WHAT YOU HAVE TO DO => Answer with one number: the count of lines in the listing below that hold the word "Inventory".

RECORDS TO PROCESS =>
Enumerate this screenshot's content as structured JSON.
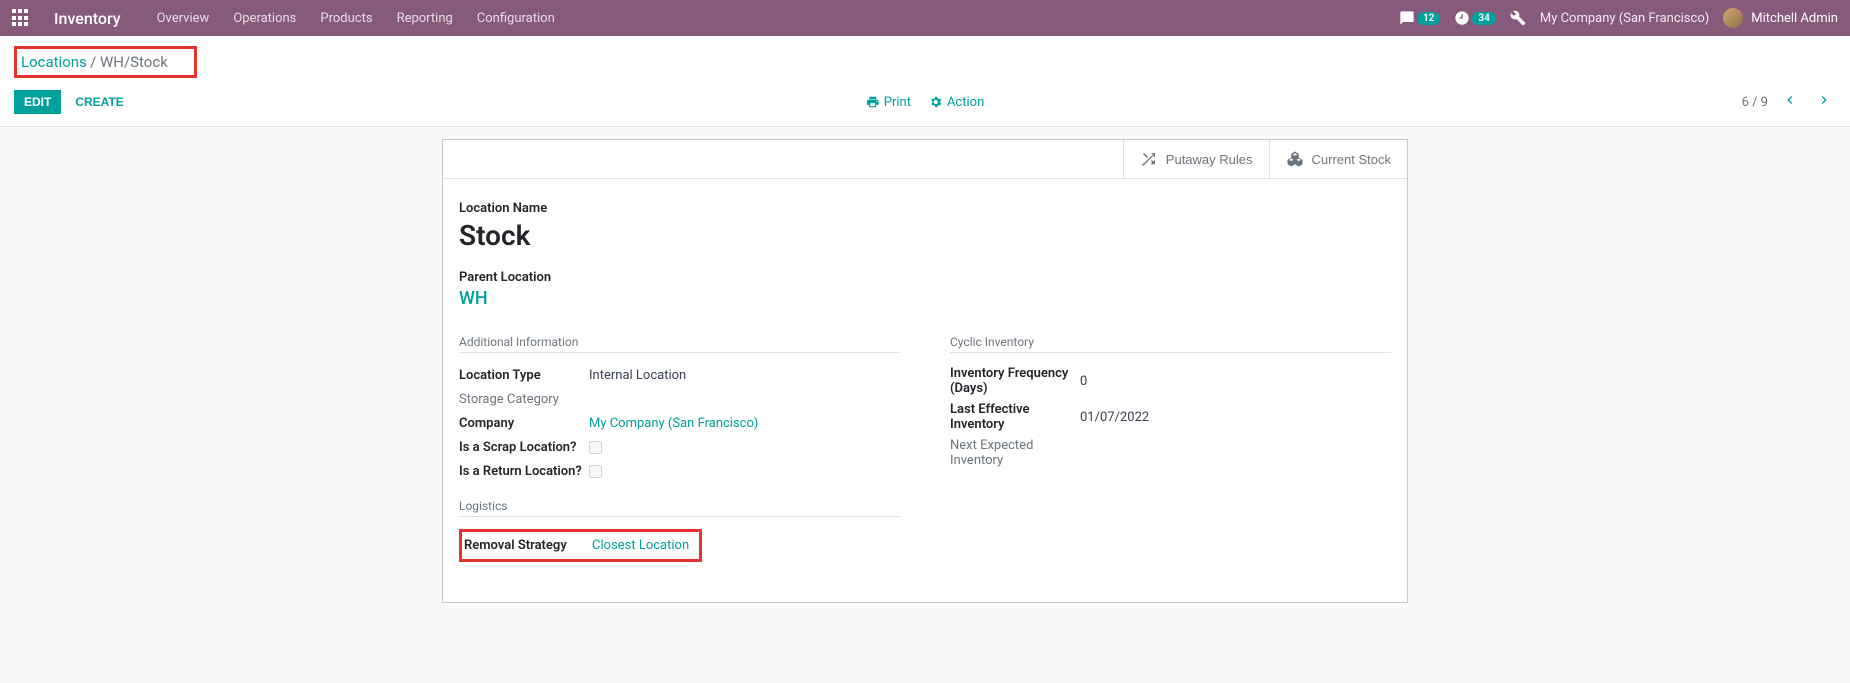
{
  "navbar": {
    "app_name": "Inventory",
    "menu": [
      "Overview",
      "Operations",
      "Products",
      "Reporting",
      "Configuration"
    ],
    "msg_count": "12",
    "activity_count": "34",
    "company": "My Company (San Francisco)",
    "user": "Mitchell Admin"
  },
  "breadcrumb": {
    "parent": "Locations",
    "current": "WH/Stock"
  },
  "cp": {
    "edit": "EDIT",
    "create": "CREATE",
    "print": "Print",
    "action": "Action",
    "pager": "6 / 9"
  },
  "statbuttons": {
    "putaway": "Putaway Rules",
    "current_stock": "Current Stock"
  },
  "form": {
    "location_name_label": "Location Name",
    "location_name": "Stock",
    "parent_location_label": "Parent Location",
    "parent_location": "WH",
    "sections": {
      "additional": "Additional Information",
      "logistics": "Logistics",
      "cyclic": "Cyclic Inventory"
    },
    "fields": {
      "location_type_label": "Location Type",
      "location_type": "Internal Location",
      "storage_category_label": "Storage Category",
      "company_label": "Company",
      "company": "My Company (San Francisco)",
      "scrap_label": "Is a Scrap Location?",
      "return_label": "Is a Return Location?",
      "removal_label": "Removal Strategy",
      "removal_value": "Closest Location",
      "inv_freq_label": "Inventory Frequency (Days)",
      "inv_freq": "0",
      "last_eff_label": "Last Effective Inventory",
      "last_eff": "01/07/2022",
      "next_exp_label": "Next Expected Inventory"
    }
  }
}
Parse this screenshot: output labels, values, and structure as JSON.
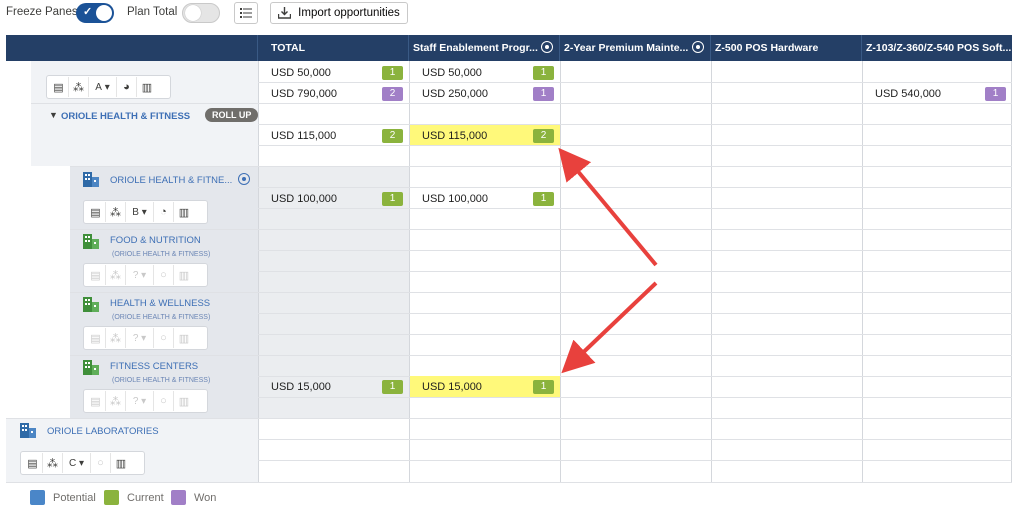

RESPONSE BELOW => 5